All diseases of Christians are to be ascribed to demons. - St. Augusstine
For my husband and first reader, Charlie Gross; and for my dear friends Elaine Pagels and James Cone
First words
It is an afternoon in autumn, near dusk.
Last words
Disambiguation notice
Publisher's editors
Publisher series
Original language

References to this work on external resources.

Wikipedia in English (1)

Book description
Princeton, New Jersey, at the turn of the twentieth century; a tranquil place to raise a family, a genteel town for genteel souls.  But something dark and dangerous lurks at the edge of the town, corrupting and infecting its residents.  Vampires and ghosts haunt the dreams of the innocent.  A powerful curse besets the elite families of Princeton-their daughters begin to disappearing.  A young bride on the verge of the altar is seduced and abducted by a dangerously compelling man-a shapeshifting, vaguely European prince who might just be the devil, and who spreads his curse upon a richly deserving community of white Anglo-Saxon privilege.  And in the Pine Barrens that border the town, a lush and terrifying underworld opens up.  When the brides brother sets out against all odds to find her, his path will cross those of Princeton's most  formidable people, from Grover Cleveland, fresh out of his second term in the White House and retired to town for a quieter life, to soon-to-be commander in chief, Woodrow Wilson, president of the university and a complex individual obsessed to the point of madness with his need to retain power; from the young Socialist idealist Upton Sinclair to his charismatic comrade Jack London and the most famous writer of the era, Samuel Clemens/Mark Twain-all plagued by "accursed" visions.  (ARC)
Haiku summary

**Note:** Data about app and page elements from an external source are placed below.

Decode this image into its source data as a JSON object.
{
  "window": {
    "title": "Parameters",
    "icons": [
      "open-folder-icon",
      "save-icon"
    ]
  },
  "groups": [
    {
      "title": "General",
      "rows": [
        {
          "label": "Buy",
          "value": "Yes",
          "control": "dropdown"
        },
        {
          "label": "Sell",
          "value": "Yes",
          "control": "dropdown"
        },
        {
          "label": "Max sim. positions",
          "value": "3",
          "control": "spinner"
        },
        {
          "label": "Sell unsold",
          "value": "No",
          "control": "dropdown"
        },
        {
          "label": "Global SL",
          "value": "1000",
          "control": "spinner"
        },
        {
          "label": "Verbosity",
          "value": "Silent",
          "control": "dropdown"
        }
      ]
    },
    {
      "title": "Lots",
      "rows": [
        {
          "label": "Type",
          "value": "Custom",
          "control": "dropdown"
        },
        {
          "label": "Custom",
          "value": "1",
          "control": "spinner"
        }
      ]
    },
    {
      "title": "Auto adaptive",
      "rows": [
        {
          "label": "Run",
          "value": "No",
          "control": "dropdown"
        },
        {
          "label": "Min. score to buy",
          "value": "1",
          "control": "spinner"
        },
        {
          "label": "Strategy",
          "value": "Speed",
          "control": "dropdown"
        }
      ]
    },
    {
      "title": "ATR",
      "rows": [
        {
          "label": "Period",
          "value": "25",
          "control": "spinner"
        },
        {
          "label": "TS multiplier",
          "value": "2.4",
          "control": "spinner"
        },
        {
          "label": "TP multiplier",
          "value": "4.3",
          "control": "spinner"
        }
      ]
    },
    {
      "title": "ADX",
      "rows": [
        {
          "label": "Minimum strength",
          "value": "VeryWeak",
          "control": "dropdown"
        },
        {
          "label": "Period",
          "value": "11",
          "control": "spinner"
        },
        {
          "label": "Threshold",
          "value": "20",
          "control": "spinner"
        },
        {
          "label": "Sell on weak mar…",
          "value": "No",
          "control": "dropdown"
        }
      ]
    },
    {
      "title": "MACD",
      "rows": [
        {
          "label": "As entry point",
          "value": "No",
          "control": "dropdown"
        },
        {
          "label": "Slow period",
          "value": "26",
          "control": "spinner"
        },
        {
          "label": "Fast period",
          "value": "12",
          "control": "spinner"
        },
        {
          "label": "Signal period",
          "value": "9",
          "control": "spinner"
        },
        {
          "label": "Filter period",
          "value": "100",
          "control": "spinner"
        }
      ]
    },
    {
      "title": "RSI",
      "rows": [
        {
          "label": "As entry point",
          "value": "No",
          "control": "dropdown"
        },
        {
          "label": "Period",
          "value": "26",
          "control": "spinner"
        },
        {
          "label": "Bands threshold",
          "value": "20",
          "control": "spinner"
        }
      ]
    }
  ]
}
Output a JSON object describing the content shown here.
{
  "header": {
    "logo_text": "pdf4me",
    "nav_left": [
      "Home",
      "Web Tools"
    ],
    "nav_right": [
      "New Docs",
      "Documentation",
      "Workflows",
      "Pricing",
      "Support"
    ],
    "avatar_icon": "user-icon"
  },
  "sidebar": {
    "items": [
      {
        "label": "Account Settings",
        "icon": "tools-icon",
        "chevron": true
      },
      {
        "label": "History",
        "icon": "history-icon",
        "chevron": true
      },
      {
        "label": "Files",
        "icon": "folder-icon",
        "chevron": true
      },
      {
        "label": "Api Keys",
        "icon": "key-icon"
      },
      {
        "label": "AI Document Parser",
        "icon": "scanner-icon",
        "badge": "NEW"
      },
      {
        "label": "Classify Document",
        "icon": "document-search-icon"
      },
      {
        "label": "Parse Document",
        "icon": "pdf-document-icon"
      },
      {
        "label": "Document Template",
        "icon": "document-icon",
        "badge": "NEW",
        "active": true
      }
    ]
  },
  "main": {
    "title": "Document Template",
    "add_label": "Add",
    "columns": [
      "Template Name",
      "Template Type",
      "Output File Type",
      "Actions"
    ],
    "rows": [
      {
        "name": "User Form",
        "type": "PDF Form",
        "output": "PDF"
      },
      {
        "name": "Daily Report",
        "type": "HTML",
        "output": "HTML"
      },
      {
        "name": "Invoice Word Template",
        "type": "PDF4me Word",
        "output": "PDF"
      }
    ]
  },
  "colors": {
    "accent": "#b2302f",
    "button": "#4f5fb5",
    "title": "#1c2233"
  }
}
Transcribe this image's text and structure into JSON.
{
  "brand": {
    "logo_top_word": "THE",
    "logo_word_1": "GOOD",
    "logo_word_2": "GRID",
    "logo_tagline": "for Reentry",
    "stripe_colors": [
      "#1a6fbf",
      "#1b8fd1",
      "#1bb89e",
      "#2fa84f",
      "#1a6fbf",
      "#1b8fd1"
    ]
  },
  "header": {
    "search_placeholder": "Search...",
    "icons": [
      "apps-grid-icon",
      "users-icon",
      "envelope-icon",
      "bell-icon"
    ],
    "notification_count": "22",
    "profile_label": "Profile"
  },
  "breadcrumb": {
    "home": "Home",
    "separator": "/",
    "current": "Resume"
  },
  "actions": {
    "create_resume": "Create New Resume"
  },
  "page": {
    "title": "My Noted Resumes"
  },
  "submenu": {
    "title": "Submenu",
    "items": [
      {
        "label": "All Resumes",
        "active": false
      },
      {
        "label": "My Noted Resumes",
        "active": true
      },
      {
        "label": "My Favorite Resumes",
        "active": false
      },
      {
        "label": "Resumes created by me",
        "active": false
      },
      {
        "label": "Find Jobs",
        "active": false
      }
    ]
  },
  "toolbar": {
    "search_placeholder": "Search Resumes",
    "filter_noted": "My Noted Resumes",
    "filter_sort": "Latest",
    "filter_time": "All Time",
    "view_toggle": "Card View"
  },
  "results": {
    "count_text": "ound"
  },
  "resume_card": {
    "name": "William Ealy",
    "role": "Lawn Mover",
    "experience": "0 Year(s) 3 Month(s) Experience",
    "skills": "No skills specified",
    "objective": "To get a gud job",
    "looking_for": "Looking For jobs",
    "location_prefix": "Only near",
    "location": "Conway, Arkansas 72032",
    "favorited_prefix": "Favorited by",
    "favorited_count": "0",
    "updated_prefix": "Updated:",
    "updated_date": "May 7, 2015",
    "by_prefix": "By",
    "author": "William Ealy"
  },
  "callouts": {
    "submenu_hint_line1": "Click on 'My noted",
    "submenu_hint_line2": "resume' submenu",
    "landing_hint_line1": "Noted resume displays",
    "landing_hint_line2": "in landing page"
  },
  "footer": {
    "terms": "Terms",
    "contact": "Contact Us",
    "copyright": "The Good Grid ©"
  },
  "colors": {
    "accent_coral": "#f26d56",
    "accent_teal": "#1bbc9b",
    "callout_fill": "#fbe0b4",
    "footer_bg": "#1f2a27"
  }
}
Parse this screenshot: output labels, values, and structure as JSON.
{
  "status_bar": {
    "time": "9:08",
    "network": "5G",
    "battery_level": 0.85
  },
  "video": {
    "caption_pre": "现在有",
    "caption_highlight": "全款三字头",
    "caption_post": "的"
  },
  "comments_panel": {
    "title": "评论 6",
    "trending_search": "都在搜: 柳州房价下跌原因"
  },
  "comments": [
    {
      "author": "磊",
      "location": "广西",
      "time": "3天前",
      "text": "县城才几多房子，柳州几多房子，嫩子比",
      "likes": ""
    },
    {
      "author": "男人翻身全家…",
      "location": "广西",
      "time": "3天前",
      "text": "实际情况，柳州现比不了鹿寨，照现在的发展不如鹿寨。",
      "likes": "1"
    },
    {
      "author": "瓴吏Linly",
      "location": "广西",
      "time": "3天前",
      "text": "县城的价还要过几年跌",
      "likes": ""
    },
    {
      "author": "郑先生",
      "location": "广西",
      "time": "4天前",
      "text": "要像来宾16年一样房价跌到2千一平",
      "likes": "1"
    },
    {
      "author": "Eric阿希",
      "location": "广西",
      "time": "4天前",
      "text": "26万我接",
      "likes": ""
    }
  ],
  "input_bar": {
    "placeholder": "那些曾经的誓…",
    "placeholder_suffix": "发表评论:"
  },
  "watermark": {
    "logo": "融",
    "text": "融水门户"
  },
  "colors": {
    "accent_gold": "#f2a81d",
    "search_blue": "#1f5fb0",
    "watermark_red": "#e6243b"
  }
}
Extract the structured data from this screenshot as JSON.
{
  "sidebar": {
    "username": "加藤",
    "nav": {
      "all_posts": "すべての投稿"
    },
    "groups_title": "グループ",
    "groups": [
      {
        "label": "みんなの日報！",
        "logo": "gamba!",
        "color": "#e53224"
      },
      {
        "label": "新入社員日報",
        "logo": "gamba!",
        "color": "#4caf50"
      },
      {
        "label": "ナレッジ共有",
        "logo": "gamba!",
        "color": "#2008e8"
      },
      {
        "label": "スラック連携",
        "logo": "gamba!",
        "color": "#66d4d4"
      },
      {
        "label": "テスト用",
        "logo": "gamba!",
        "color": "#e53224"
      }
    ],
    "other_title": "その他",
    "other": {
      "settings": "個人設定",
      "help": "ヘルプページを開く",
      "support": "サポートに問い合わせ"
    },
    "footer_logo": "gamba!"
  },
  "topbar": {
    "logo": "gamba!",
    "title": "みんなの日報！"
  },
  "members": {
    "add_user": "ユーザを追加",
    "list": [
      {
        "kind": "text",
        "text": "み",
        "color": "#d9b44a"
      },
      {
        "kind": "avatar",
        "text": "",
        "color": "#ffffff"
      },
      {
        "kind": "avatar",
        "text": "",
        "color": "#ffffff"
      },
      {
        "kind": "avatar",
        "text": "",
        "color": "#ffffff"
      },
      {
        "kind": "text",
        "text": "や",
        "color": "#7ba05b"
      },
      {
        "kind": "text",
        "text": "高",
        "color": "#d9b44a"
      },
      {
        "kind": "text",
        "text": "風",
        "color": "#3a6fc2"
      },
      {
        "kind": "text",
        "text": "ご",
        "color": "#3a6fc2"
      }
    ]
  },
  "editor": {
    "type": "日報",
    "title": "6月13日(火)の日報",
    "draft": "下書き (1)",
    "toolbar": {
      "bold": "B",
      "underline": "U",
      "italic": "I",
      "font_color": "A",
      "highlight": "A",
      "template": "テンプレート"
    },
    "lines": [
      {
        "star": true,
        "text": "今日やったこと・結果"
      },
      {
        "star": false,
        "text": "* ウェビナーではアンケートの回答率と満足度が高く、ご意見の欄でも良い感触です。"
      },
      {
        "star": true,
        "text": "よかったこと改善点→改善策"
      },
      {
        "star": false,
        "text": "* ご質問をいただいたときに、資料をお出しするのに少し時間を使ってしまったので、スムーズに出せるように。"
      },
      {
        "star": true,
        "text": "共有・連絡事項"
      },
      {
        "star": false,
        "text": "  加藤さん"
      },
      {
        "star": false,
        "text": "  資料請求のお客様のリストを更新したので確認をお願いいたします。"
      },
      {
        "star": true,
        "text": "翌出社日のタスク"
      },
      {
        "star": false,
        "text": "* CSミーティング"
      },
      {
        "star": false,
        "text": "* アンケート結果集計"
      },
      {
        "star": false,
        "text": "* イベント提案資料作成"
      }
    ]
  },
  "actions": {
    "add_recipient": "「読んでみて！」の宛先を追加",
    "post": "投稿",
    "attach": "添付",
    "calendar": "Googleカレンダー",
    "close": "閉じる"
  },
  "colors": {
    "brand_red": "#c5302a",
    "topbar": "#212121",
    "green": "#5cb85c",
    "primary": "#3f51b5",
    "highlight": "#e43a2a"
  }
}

No descriptions found.

In 20th century Princeton, New Jersey, a powerful curse, which besets the wealthiest of families, causes the disappearance of a young bride, and when her brother sets out to find her, he crosses paths with the town's most formidable people, including Grover Cleveland and Upton Sinclair.… (more)

» see all 4 descriptions

Quick Links

Swap Ebooks Audio
139 wanted

Popular covers


Average: (3.19)
0.5 1
1 8
1.5 3
2 19
2.5 1
3 21
3.5 7
4 27
4.5 5
5 12

Is this you?

Become a LibraryThing Author.


You are using the new servers! | About | Privacy/Terms | Help/FAQs | Blog | Store | APIs | TinyCat | Legacy Libraries | Early Reviewers | Common Knowledge | 114,414,449 books! | Top bar: Always visible